vi ~/.bash_history, then edit the file as you want, and save. This option could be tricky, if you're not used to vi, of course.
open -e ~/.bash_history. This command will open the file with TextEdit, you can choose any other text editor, of course. Modify the file and save.
For the changes to be noticeable just restart the bash.
I think that Dmitry's answer is ideal if done before saving the history - by default, saving occurs on shell/terminal exit.
If you may have already saved the history to ~/.bash_history, then I prefer Thecafremo's answer, but I would suggest adding a step of exiting Terminal to ensure that none of the bash instances have loaded the history and will re-save it. This is especially tricky if you have multiple terminals and have enabled any sort of command-by-command history update.
Regardless of which method you use, I would add one step: verify success!
grep BAD_TEXT .bash_history!
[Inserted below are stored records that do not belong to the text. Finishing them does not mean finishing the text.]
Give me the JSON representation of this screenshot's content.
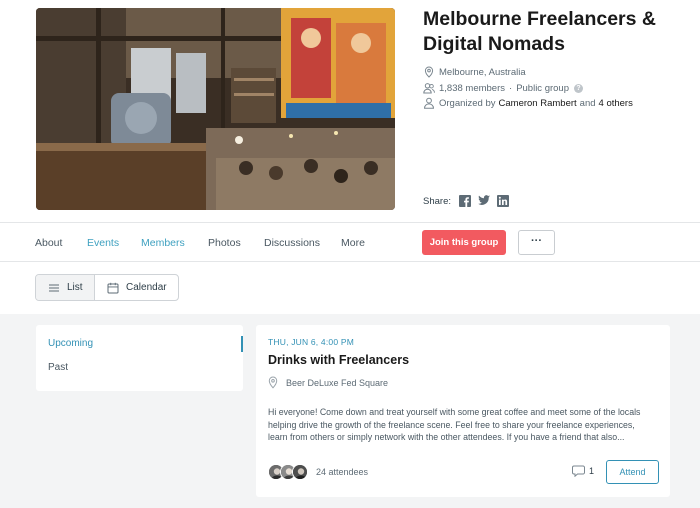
{
  "group": {
    "title": "Melbourne Freelancers & Digital Nomads",
    "location": "Melbourne, Australia",
    "members_text": "1,838 members",
    "separator": "·",
    "visibility": "Public group",
    "help_glyph": "?",
    "organized_prefix": "Organized by",
    "organizer": "Cameron Rambert",
    "organizer_joiner": "and",
    "organizer_others": "4 others",
    "share_label": "Share:",
    "share_icons": [
      "facebook-icon",
      "twitter-icon",
      "linkedin-icon"
    ]
  },
  "nav": {
    "items": [
      {
        "label": "About",
        "active": false
      },
      {
        "label": "Events",
        "active": true
      },
      {
        "label": "Members",
        "active": true
      },
      {
        "label": "Photos",
        "active": false
      },
      {
        "label": "Discussions",
        "active": false
      },
      {
        "label": "More",
        "active": false
      }
    ],
    "join_label": "Join this group",
    "more_label": "···"
  },
  "view_toggle": {
    "list_label": "List",
    "calendar_label": "Calendar",
    "selected": "List"
  },
  "sidebar": {
    "items": [
      {
        "label": "Upcoming",
        "selected": true
      },
      {
        "label": "Past",
        "selected": false
      }
    ]
  },
  "event": {
    "date": "THU, JUN 6, 4:00 PM",
    "title": "Drinks with Freelancers",
    "venue": "Beer DeLuxe Fed Square",
    "description": "Hi everyone! Come down and treat yourself with some great coffee and meet some of the locals helping drive the growth of the freelance scene. Feel free to share your freelance experiences, learn from others or simply network with the other attendees. If you have a friend that also...",
    "attendees": "24 attendees",
    "comment_count": "1",
    "attend_label": "Attend"
  },
  "colors": {
    "accent": "#3391b5",
    "join_button": "#f25a60",
    "content_background": "#f3f4f5"
  }
}
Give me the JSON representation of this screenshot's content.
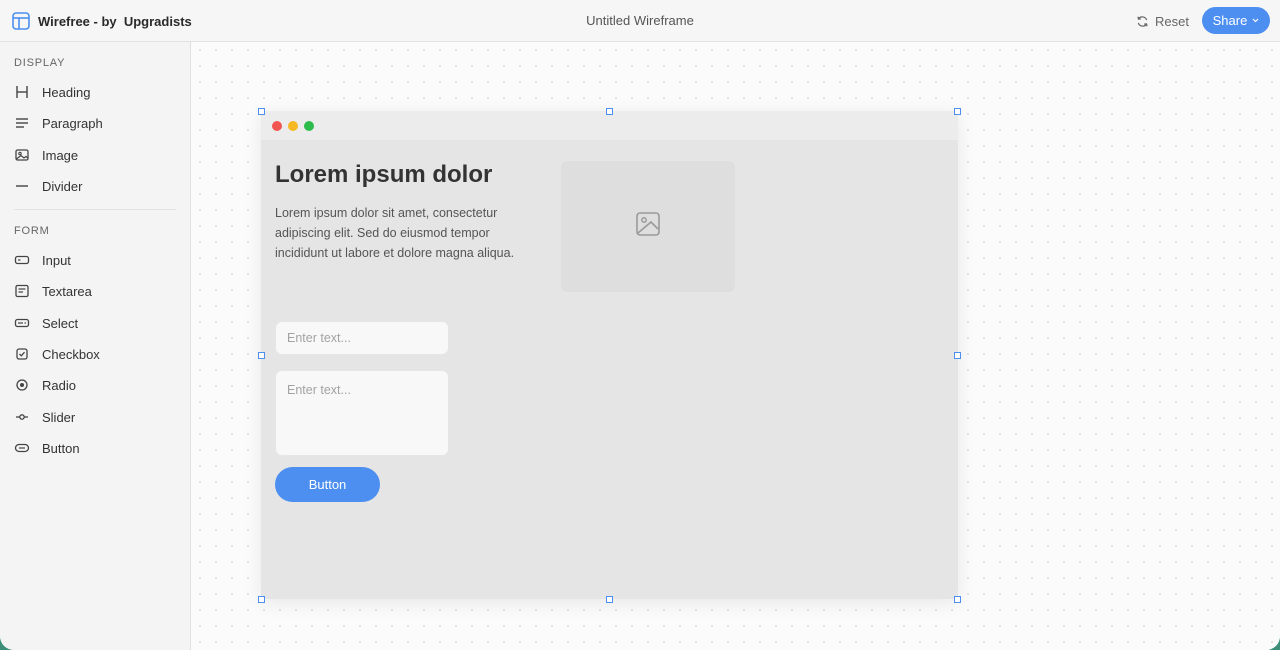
{
  "header": {
    "brand": "Wirefree - by  Upgradists",
    "document_title": "Untitled Wireframe",
    "reset_label": "Reset",
    "share_label": "Share",
    "accent_color": "#4d8ff0"
  },
  "sidebar": {
    "display_label": "DISPLAY",
    "display_items": [
      {
        "label": "Heading",
        "icon": "heading-icon"
      },
      {
        "label": "Paragraph",
        "icon": "paragraph-icon"
      },
      {
        "label": "Image",
        "icon": "image-icon"
      },
      {
        "label": "Divider",
        "icon": "divider-icon"
      }
    ],
    "form_label": "FORM",
    "form_items": [
      {
        "label": "Input",
        "icon": "input-icon"
      },
      {
        "label": "Textarea",
        "icon": "textarea-icon"
      },
      {
        "label": "Select",
        "icon": "select-icon"
      },
      {
        "label": "Checkbox",
        "icon": "checkbox-icon"
      },
      {
        "label": "Radio",
        "icon": "radio-icon"
      },
      {
        "label": "Slider",
        "icon": "slider-icon"
      },
      {
        "label": "Button",
        "icon": "button-icon"
      }
    ]
  },
  "wireframe": {
    "heading": "Lorem ipsum dolor",
    "paragraph": "Lorem ipsum dolor sit amet, consectetur adipiscing elit. Sed do eiusmod tempor incididunt ut labore et dolore magna aliqua.",
    "image_placeholder_icon": "image-icon",
    "input_placeholder": "Enter text...",
    "textarea_placeholder": "Enter text...",
    "button_label": "Button",
    "window_dots": [
      "#f0564f",
      "#f6b823",
      "#2dbc4c"
    ]
  }
}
This new command would go into history. I'd just open .bash_history in your favorite editor and search within that for BAD_TEXT.
This should give you peace of mind that you have eliminated BAD_TEXT no matter what kind of crazy bash setup you may encounter.
There are several histories for example bash and zsh. You can do this with nano. To do this, simply open the terminal
With this you edit the bash history
With this you edit the standard zsh history
If you want, you can do the whole thing using TextEdit.
open -t $HOME/.bash_history
open -t $HOME/.zsh_history